Did you know; your dental hygiene can affect your overall health?

Portrait of pretty young woman brushing her teeth in the bathroom at home.
Share this post

What do you understand by dental hygiene? How important is it to you to actually have healthy teeth? When was the last time you booked a dental hygiene check up?

Do you understand the true value and function of your teeth and dental hygiene? Having a healthy set of teeth improves your physical health, and taking care of your dental health is just as important as any other body part, organ, or physical attribute that you have. It’s not just about looks. It’s about fine-tuning your teeth for proper function.

Good oral/dental health translates to good health overall. Dental problems such as cavities or gum disease can impair your ability to eat and speak properly, cause pain and bad breath. And what many people may not realize, is that poor dental health can have a profoundly, negative affect on areas outside of the mouth, including your heart, diabetes, pregnancy and chronic inflammation, such as arthritis — to name a few.

Your teeth are literally the gateway to excellent health, and when your teeth are in proper alignment and condition, so will the rest of you.

What’s at stake?

Some studies suggest that the bacteria in gum disease can travel to your heart and cause heart disease, clogged arteries or stroke. Gum infections, such as periodontitis, have been linked to premature births and low-birth weight in pregnant women. Diabetes reduces the body’s resistance to infection, making the gums more susceptible to infection, which can adversely affect blood sugar. And painful mouth sores, are common in people who have HIV.

Practicing good dental hygiene is so important, because it can prevent these type of oral disease and dental problems. And prevention should be the primary focus.

When to be concerned…

You should see your dentist if you experience pain, bleeding gums, swelling, both inside and outside the mouth, tenderness, blisters and ulcers that don’t heal, or noticeable changes in color or texture of the soft tissues. These could all be indications of a serious, or potentially serious condition, such as mouth cancer or chronic gum disease.

Here are some tips that can help you to have a healthier dental hygiene

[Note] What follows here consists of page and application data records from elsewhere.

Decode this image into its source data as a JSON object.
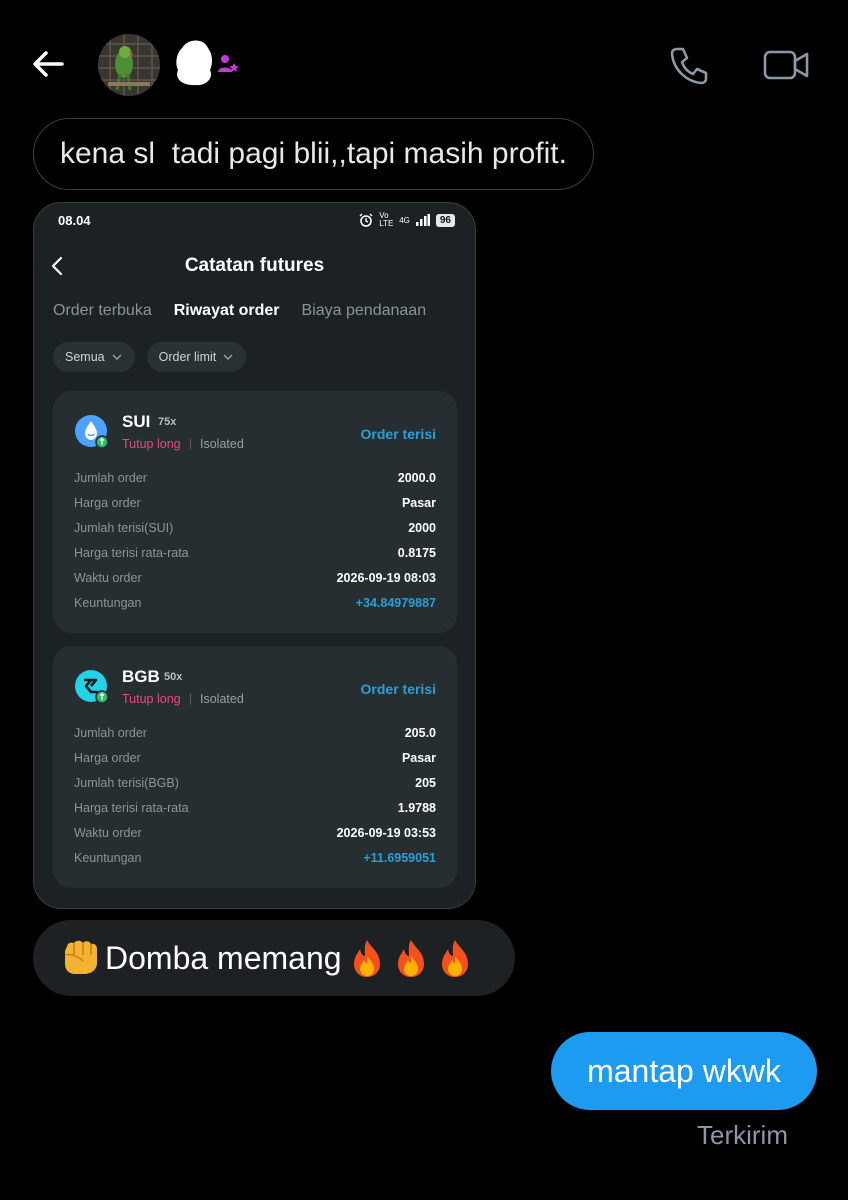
{
  "header": {
    "back_icon": "arrow-left-icon",
    "call_icon": "phone-icon",
    "video_icon": "video-camera-icon",
    "badge_icon": "person-star-icon",
    "badge_color": "#c23bd4"
  },
  "messages": {
    "received_text": "kena sl  tadi pagi blii,,tapi masih profit.",
    "emoji_text": "Domba memang",
    "sent_text": "mantap wkwk",
    "sent_status": "Terkirim"
  },
  "screenshot": {
    "status_bar": {
      "time": "08.04",
      "volte": "Vo LTE",
      "network": "4G",
      "battery": "96"
    },
    "title": "Catatan futures",
    "tabs": [
      {
        "label": "Order terbuka",
        "active": false
      },
      {
        "label": "Riwayat order",
        "active": true
      },
      {
        "label": "Biaya pendanaan",
        "active": false
      }
    ],
    "filters": [
      {
        "label": "Semua"
      },
      {
        "label": "Order limit"
      }
    ],
    "orders": [
      {
        "symbol": "SUI",
        "leverage": "75x",
        "side": "Tutup long",
        "margin_mode": "Isolated",
        "status": "Order terisi",
        "rows": [
          {
            "label": "Jumlah order",
            "value": "2000.0"
          },
          {
            "label": "Harga order",
            "value": "Pasar"
          },
          {
            "label": "Jumlah terisi(SUI)",
            "value": "2000"
          },
          {
            "label": "Harga terisi rata-rata",
            "value": "0.8175"
          },
          {
            "label": "Waktu order",
            "value": "2026-09-19 08:03"
          },
          {
            "label": "Keuntungan",
            "value": "+34.84979887"
          }
        ]
      },
      {
        "symbol": "BGB",
        "leverage": "50x",
        "side": "Tutup long",
        "margin_mode": "Isolated",
        "status": "Order terisi",
        "rows": [
          {
            "label": "Jumlah order",
            "value": "205.0"
          },
          {
            "label": "Harga order",
            "value": "Pasar"
          },
          {
            "label": "Jumlah terisi(BGB)",
            "value": "205"
          },
          {
            "label": "Harga terisi rata-rata",
            "value": "1.9788"
          },
          {
            "label": "Waktu order",
            "value": "2026-09-19 03:53"
          },
          {
            "label": "Keuntungan",
            "value": "+11.6959051"
          }
        ]
      }
    ]
  },
  "colors": {
    "background": "#000000",
    "sent_bubble": "#1d9bf0",
    "profit": "#2a9fd6",
    "close_long": "#e84a7f"
  }
}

  1. Brush your teeth twice a day for two minutes. Our dentists recommends brushing for at least two minutes, twice daily, to properly remove food particles that attract bacteria.
  2. Learn proper brushing technique. Brushing too vigorously can increase your likelihood of gum recession and damaged tooth enamel. To brush properly, hold your toothbrush at a 45-degree angle in relation to your gums and move your hand in a circular motion.
  3. Floss at least once per day. Even if you brush twice a day, food particles can still get trapped in the spaces between your teeth. Flossing once a day helps to prevent tartar buildup that contributes to tooth decay and gum disease.
  4. Visit your dentist at least every 6 months. Routine dental exams are critical for your dental health. Visiting your dentist twice a year for a routine cleaning and oral exam will help you detect and prevent oral health issues.
  5. Replace your toothbrush every 3 months. Over time, toothbrush bristles can lose their shape and deteriorate. To properly clean your teeth and gums, swap out your toothbrush every three or four months. If you schedule regular dental exams, your dentist will also provide you with a new toothbrush if necessary.
  6. Consider using a fluoride mouthwash. Use a mouthwash that contains fluoride to prevent tooth decay and kill bad bacteria in your mouth. Do not eat or drink for 30 minutes after using a fluoride mouthwash.
  7. Keep hydrated. Saliva helps protect your teeth against decay. Drinking water is good for your teeth because it helps wash away leftover food and residue that can cause cavities.
  8. Limit sugary and acidic foods. Cavity-causing bacteria feed on sugar and produce acid that wears away your enamel. Food acids also soften your tooth material and dissolve the minerals in tooth enamel. By limiting your intake of sugary and acidic foods, you are helping to protect your enamel from erosion.
  9. Eat crunchy fruits and vegetables. Crunchy foods, such as apples, carrots, and celery, neutralize sugar content and wipe away plaque-causing bacteria on the surface of your teeth. These vegetables also stimulate saliva flow, which acts as a natural defense against cavities and gum disease.

Why choose Emerald Dental as your dental hygiene center of choice?

At Emerald Dental clinic we have prioritized our patient’s dental hygiene, we ensure they actually understand what is going on in their mouth during assessments and take time for proper education on the implications of neglect. This month of April we are making mouth hygiene a priority, infant the whole month is all about dental hygiene, we are doing educational graphics and videos just to help everyone understand why their oral health is so important for their overall health. Kids are on holiday and their oral health is just as important, this is the best time to take them to the dentist and have their oral health in order and well taken care of.

Our facility is very child friendly and our doctors are the most patient, tender and loving when it comes to both adults and kids. Your dental health should be a priority, do you agree?




Leave a Reply

Your email address will not be published. Required fields are marked *